[Entries from a dataset of interfaces]
※
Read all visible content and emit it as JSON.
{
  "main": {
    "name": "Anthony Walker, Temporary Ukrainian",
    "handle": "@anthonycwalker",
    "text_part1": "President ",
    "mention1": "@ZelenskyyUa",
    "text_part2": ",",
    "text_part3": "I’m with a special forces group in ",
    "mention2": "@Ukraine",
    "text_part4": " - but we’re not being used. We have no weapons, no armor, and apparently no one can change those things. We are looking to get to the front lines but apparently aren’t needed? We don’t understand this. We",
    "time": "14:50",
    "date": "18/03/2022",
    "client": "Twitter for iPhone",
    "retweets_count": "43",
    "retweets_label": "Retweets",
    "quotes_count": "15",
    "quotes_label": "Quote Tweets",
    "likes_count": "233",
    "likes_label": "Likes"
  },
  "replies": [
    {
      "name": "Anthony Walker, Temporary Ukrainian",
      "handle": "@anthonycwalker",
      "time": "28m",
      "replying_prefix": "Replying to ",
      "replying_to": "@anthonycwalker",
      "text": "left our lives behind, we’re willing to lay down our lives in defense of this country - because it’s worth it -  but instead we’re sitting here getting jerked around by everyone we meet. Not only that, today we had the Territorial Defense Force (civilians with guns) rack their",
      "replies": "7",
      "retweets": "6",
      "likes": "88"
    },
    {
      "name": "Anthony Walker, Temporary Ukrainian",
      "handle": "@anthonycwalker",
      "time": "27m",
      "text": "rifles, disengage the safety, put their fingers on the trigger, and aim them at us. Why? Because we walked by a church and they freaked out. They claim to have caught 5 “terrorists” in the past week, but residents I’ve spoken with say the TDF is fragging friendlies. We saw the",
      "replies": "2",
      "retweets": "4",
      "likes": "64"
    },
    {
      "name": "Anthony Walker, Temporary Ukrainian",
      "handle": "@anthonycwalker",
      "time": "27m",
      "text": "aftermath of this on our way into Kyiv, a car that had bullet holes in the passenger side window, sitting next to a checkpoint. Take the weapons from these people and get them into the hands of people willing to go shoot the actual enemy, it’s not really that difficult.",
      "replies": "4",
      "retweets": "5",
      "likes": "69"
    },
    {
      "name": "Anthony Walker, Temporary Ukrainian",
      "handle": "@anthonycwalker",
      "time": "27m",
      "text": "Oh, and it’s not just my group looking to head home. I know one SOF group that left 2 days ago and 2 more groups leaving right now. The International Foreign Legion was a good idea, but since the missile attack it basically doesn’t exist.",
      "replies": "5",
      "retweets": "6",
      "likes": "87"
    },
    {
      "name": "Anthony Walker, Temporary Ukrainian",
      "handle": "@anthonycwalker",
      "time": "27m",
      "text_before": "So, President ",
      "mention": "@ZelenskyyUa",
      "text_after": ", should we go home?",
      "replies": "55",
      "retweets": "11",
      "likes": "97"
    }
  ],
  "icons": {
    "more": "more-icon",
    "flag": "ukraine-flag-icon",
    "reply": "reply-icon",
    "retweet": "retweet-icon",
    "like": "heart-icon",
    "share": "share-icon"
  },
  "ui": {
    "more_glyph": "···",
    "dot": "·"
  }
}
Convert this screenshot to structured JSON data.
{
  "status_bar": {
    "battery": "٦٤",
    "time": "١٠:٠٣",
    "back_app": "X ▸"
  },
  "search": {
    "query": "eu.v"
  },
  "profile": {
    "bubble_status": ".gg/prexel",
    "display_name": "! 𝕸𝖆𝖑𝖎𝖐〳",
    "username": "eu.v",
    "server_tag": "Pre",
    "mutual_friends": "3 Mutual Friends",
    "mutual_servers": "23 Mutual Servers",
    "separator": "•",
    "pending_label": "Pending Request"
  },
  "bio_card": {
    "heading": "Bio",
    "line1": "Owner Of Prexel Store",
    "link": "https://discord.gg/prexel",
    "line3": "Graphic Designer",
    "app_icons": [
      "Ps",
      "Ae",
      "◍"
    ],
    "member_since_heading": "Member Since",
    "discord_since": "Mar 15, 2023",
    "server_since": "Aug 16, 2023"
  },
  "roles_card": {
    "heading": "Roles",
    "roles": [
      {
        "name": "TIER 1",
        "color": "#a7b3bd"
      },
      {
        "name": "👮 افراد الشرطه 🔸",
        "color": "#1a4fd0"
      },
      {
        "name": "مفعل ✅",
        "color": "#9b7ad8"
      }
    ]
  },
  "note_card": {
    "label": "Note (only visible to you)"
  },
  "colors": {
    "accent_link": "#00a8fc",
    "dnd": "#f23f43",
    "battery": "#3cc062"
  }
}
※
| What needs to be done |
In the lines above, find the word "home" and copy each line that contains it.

| Exercise output |
      "text": "Oh, and it’s not just my group looking to head home. I know one SOF group that left 2 days ago and 2 more groups leaving right now. The International Foreign Legion was a good idea, but since the missile attack it basically doesn’t exist.",
      "text_after": ", should we go home?",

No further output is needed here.